One line at a time, check the entries below for the word "structure", and copy each line that has it.

··· EXTRACTED RECORDS ···

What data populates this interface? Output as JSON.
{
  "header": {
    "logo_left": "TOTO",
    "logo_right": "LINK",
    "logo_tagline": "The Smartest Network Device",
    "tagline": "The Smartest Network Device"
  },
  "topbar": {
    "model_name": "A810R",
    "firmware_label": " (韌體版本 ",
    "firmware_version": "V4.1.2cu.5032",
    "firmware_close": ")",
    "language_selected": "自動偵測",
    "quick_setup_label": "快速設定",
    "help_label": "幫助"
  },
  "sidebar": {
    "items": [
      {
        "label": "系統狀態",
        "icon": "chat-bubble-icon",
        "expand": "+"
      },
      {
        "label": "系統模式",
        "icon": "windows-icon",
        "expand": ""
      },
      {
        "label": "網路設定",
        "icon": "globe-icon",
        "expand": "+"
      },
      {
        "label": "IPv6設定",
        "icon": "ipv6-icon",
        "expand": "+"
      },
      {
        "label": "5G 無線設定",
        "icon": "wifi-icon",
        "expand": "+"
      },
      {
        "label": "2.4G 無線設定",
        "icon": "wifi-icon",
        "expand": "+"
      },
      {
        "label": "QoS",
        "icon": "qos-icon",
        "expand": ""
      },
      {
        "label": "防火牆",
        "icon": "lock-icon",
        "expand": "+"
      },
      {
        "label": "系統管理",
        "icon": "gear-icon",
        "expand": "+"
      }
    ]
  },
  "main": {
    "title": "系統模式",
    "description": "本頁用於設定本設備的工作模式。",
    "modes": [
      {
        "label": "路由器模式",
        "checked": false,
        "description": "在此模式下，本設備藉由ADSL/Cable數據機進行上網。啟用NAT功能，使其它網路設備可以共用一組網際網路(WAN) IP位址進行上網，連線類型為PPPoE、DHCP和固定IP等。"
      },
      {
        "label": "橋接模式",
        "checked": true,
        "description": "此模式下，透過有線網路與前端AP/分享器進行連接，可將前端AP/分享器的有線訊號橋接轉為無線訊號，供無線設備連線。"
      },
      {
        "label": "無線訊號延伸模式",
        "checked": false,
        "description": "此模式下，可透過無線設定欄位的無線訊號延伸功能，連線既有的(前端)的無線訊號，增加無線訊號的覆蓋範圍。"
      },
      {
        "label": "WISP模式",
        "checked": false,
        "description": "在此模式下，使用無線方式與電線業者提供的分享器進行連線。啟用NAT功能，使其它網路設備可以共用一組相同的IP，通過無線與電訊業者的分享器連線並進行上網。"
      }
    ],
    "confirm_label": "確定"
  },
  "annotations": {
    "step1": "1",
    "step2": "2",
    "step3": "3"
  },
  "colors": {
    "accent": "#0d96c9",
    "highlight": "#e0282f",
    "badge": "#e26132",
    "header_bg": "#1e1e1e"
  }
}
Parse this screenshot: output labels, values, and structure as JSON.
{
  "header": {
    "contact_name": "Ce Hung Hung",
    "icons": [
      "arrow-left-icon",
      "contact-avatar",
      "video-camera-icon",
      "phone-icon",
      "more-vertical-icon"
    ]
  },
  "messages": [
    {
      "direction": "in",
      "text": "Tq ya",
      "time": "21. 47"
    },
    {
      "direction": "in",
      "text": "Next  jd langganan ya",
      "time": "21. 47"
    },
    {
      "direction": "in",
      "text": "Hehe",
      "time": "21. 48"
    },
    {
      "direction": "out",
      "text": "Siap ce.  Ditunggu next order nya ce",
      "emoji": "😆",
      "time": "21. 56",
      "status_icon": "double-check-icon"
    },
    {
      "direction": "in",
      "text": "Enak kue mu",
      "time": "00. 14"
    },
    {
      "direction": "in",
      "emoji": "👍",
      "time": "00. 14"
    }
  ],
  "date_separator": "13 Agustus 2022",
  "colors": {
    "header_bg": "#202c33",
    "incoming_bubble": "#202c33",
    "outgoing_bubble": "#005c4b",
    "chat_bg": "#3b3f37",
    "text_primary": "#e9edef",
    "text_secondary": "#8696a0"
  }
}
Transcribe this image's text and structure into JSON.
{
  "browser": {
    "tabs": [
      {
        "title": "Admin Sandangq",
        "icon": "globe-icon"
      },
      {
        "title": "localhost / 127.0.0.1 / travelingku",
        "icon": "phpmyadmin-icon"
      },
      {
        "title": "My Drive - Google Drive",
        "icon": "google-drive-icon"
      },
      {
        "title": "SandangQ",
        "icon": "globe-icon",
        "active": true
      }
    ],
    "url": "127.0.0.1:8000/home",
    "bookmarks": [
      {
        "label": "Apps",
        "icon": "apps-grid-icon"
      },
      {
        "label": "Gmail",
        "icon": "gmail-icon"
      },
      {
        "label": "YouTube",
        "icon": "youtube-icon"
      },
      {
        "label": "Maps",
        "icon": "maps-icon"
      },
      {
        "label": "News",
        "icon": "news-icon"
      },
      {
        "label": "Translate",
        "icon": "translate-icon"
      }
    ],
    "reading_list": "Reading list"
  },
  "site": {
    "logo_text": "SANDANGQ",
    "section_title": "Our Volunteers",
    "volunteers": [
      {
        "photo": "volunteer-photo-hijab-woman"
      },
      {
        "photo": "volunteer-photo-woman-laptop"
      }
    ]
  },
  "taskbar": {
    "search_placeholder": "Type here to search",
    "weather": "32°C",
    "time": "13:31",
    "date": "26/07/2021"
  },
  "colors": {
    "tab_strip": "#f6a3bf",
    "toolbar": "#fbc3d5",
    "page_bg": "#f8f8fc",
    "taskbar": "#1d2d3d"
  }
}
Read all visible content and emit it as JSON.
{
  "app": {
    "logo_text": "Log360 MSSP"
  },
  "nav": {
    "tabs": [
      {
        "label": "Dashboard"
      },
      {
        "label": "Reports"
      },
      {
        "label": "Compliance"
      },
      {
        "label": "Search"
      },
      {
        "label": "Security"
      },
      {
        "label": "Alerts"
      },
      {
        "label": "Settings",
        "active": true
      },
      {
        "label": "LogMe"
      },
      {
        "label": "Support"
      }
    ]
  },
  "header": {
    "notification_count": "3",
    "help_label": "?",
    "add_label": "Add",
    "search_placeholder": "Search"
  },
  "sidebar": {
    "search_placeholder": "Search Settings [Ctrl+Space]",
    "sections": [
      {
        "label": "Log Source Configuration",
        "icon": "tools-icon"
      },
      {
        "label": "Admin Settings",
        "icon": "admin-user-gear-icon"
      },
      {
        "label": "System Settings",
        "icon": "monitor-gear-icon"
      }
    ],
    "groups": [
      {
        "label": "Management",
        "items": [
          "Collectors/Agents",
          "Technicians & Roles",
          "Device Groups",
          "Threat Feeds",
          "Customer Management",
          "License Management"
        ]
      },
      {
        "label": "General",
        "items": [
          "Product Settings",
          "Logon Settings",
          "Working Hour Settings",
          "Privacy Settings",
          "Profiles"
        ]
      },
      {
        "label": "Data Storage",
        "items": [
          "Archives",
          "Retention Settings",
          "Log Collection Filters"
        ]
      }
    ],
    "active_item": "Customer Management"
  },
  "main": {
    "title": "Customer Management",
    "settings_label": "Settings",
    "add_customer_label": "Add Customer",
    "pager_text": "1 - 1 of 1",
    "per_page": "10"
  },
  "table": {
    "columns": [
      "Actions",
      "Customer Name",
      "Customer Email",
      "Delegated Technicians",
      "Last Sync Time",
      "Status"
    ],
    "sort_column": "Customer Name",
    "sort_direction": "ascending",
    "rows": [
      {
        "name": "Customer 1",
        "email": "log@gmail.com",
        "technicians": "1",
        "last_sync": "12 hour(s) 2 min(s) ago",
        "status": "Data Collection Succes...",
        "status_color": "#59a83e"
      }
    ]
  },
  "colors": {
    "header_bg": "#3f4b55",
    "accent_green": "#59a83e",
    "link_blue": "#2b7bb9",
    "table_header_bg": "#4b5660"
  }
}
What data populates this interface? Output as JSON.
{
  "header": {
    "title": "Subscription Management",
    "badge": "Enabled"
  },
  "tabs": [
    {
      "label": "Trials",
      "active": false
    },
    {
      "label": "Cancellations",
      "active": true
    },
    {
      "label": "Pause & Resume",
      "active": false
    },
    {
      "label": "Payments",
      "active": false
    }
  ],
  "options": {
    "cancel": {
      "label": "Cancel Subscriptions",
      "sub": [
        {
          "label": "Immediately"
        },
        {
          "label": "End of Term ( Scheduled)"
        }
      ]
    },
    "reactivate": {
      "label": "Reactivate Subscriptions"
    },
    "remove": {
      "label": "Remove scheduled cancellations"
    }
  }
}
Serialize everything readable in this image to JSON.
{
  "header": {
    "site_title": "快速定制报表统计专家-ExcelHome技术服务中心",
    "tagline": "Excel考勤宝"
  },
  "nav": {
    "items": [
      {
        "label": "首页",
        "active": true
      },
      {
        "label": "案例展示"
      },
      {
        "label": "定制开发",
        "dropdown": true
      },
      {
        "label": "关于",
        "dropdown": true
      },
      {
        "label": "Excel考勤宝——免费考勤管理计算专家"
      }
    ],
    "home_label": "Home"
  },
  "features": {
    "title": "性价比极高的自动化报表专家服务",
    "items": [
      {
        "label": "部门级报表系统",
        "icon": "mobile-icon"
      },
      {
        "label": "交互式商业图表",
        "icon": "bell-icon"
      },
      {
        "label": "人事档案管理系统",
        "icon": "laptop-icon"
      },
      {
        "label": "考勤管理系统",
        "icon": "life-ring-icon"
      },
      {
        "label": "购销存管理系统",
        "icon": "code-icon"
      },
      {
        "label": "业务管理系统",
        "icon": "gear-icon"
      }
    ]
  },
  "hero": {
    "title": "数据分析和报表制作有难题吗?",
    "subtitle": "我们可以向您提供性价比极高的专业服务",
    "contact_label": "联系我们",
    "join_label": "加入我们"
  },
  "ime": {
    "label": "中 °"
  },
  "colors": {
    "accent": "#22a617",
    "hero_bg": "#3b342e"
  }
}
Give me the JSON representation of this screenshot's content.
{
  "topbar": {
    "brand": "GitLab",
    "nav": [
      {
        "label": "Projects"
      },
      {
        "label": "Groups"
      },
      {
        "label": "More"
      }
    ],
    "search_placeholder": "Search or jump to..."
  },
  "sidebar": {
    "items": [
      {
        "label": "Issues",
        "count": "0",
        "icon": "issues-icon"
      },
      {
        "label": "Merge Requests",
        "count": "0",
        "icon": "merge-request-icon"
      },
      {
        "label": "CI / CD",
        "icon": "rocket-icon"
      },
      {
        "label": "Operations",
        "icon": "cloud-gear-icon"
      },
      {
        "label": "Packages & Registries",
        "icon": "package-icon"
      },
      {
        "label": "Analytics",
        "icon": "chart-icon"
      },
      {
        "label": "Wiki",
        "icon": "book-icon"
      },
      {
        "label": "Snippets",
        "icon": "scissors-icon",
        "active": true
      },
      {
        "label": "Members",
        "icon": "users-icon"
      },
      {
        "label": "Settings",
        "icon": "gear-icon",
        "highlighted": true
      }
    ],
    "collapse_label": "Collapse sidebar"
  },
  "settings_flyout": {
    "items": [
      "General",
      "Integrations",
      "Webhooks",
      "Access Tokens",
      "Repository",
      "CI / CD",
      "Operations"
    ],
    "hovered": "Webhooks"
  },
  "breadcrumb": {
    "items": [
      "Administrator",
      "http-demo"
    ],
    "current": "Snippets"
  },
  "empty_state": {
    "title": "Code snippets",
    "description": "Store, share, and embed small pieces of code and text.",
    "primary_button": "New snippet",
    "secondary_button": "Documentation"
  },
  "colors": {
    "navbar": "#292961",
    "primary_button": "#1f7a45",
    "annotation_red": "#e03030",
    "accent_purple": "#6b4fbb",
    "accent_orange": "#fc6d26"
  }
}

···

ANSWER TO THIS EXERCISE
Parse this screenshot: output labels, values, and structure as JSON.
Transcribe this image's text and structure into JSON.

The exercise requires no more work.